But what set the park apart was the sheer immensity of its premises to accommodate a covered stadium of 7000-capacity that could play host to boxing matches and sports competitions ; an oval-shaped cabaret hall; theatres for Chinese, Malay and Tamil shows; and an open-air cinema that could seat 300. New World’s trajectory, however, also headed in the same direction as its other two counterparts: after its post war recovery as a gambling den, patrons continued to throng the park until new entertainment options cropped up, stealing away customers.
Within a span of nearly three decades, Gay World was also ravaged by fire nearly seven times, maiming several of its main attractions. In 2000, the premises’ tenants were given notice to vacate. The Gay World indoor stadium, renamed Geylang Indoor Stadium and managed by the Singapore Sports Council, continued to operate at the site until its 2001 demolition alongside the park.

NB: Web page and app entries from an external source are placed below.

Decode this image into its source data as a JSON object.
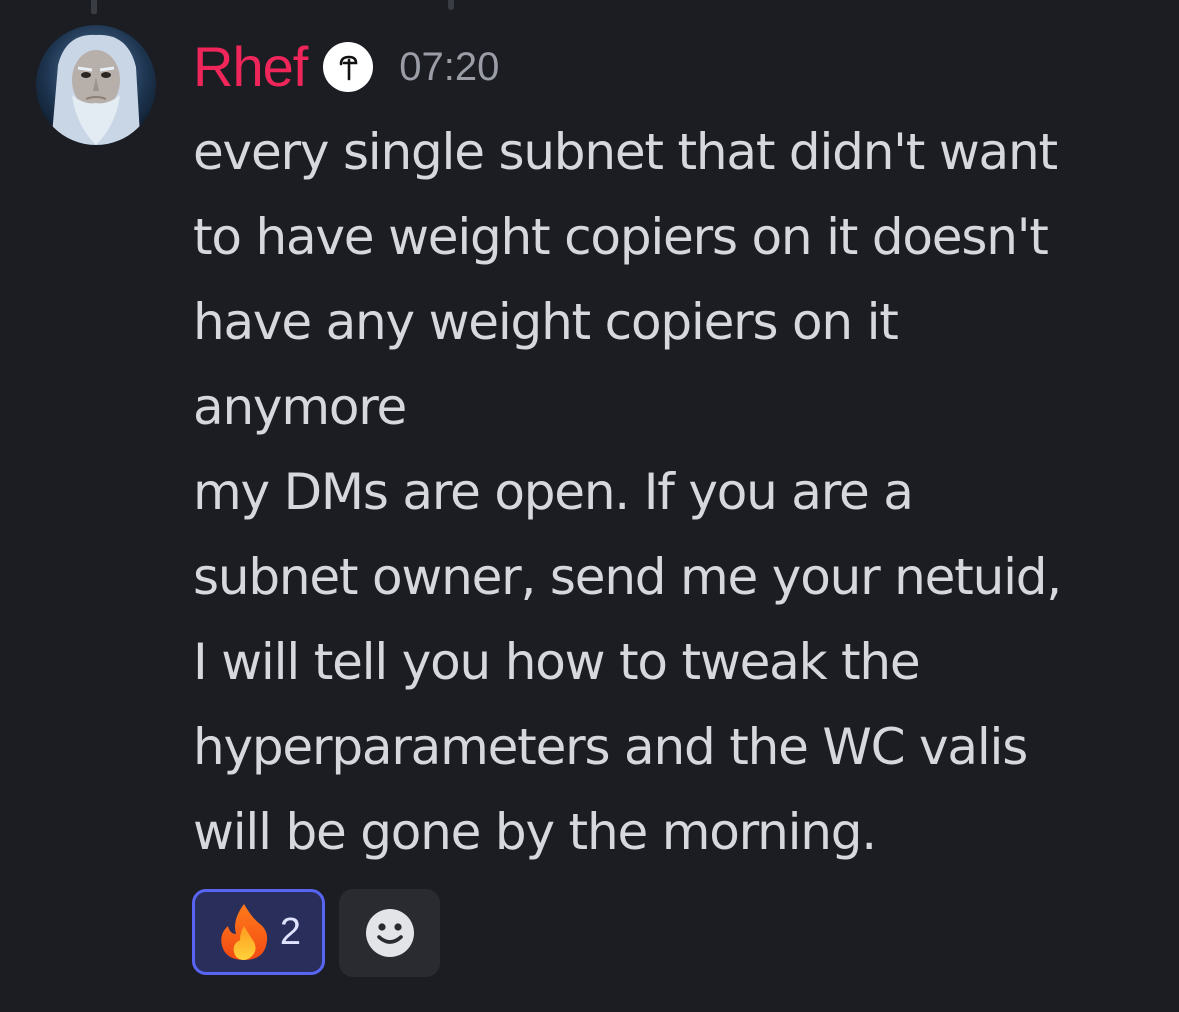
{
  "message": {
    "author": "Rhef",
    "timestamp": "07:20",
    "lines": [
      "every single subnet that didn't want",
      "to have weight copiers on it doesn't",
      "have any weight copiers on it",
      "anymore",
      "my DMs are open. If you are a",
      "subnet owner, send me your netuid,",
      "I will tell you how to tweak the",
      "hyperparameters and the WC valis",
      "will be gone by the morning."
    ],
    "author_color": "#f0265b",
    "badge_icon": "hook-badge-icon",
    "avatar_icon": "user-avatar"
  },
  "reactions": [
    {
      "emoji": "🔥",
      "icon": "fire-emoji-icon",
      "count": "2",
      "active": true
    }
  ],
  "add_reaction_icon": "smiley-add-reaction-icon"
}
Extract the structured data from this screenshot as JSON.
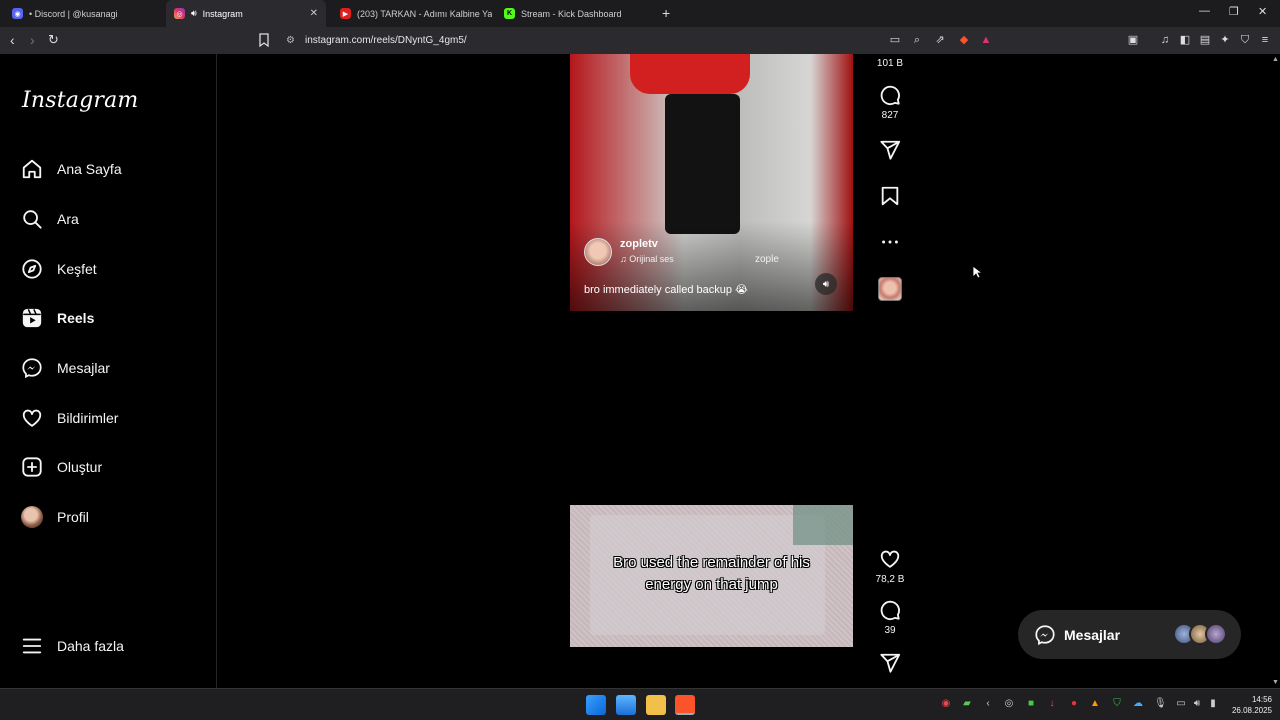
{
  "browser": {
    "tabs": [
      {
        "title": "• Discord | @kusanagi",
        "icon": "discord-icon"
      },
      {
        "title": "Instagram",
        "icon": "instagram-icon",
        "active": true
      },
      {
        "title": "(203) TARKAN - Adımı Kalbine Yaz (O",
        "icon": "youtube-icon"
      },
      {
        "title": "Stream - Kick Dashboard",
        "icon": "kick-icon"
      }
    ],
    "url": "instagram.com/reels/DNyntG_4gm5/"
  },
  "instagram": {
    "logo": "Instagram",
    "nav": [
      {
        "label": "Ana Sayfa",
        "icon": "home-icon"
      },
      {
        "label": "Ara",
        "icon": "search-icon"
      },
      {
        "label": "Keşfet",
        "icon": "compass-icon"
      },
      {
        "label": "Reels",
        "icon": "reels-icon",
        "active": true
      },
      {
        "label": "Mesajlar",
        "icon": "messenger-icon"
      },
      {
        "label": "Bildirimler",
        "icon": "heart-icon"
      },
      {
        "label": "Oluştur",
        "icon": "create-icon"
      },
      {
        "label": "Profil",
        "icon": "avatar"
      }
    ],
    "more_label": "Daha fazla"
  },
  "reel1": {
    "username": "zopletv",
    "audio": "Orijinal ses",
    "audio_owner": "zople",
    "caption": "bro immediately called backup 😭",
    "likes": "101 B",
    "comments": "827"
  },
  "reel2": {
    "overlay_text": "Bro used the remainder of his energy on that jump",
    "likes": "78,2 B",
    "comments": "39"
  },
  "messages_pill": {
    "label": "Mesajlar"
  },
  "taskbar": {
    "time": "14:56",
    "date": "26.08.2025"
  },
  "colors": {
    "background": "#000000",
    "sidebar_border": "#262626",
    "pill": "#262626",
    "chrome": "#2b2b2f"
  }
}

Wonderland Amusement Park
As the popularity of the ‘three worlds’ waned, Wonderland Amusement Park blossomed. Opening in 1969 at Kallang, it was built on reclaimed land that shared boundaries with the old Kallang Airport. Along with being an entertainment venue for children and adults, the park also played host to plenty of festival and corporate events such as ‘Family Day’.
Wonderland was known for its popular cup-and-saucer carousel that let carnival-goers sit in giant spinning cups for a dizzy ride. Emblazoned with Ovaltine advertisements about cocoa-flavoured beverage , the cups allowed thrill-seekers to spin faster by twisting a wheel in the centre of the cup.
With its colourful umbrellas , kiddie train rides and rollercoasters, Wonderland was a place for children of the 70s to spend many of their halcyon childhood days. By 1988 however, due to a frequent unavailability of amusement rides, the park ceased its operations. The land the park sat on was developed into the present day open air car park serving Kallang Indoor Stadium.
Big Splash Theme Park
Big Splash, the legendary waterpark at East Coast Park, was well known for its towering rainbow coloured slides. Opened in 1977, it featured an 85-metre long water slide that claimed to be the highest and longest in the world at that time. The largest pool was reported to be able to accommodate 1,380 people and all the other pools in the complex were filled with sea water and had sandy bottoms to simulate the impression of a beach. Other than its slide attraction, Big Splash also featured other facilities like an open-air theatre, a restaurant, food kiosks, and an arcade. Despite its initial success, the park’s popularity began to decline at the turn of the century.
In 2002, the park closed for a four-month facelift, later reopening with new facilities such as a bicycle kiosk and a dive school. In 2006, it closed for further development, reopening two years later in 2008 with the water slides dismantled and the rest of the compound refurbished into a dining and lifestyle destination. At present, the park now known as Playground at Big Splash, is home to a smorgasbord of dining options instead – from fast food outlets and casual cafes, to posh restaurants and bars, alongside an inline skating school, mini-golf course and gym.
By Gayathiri Chandramohan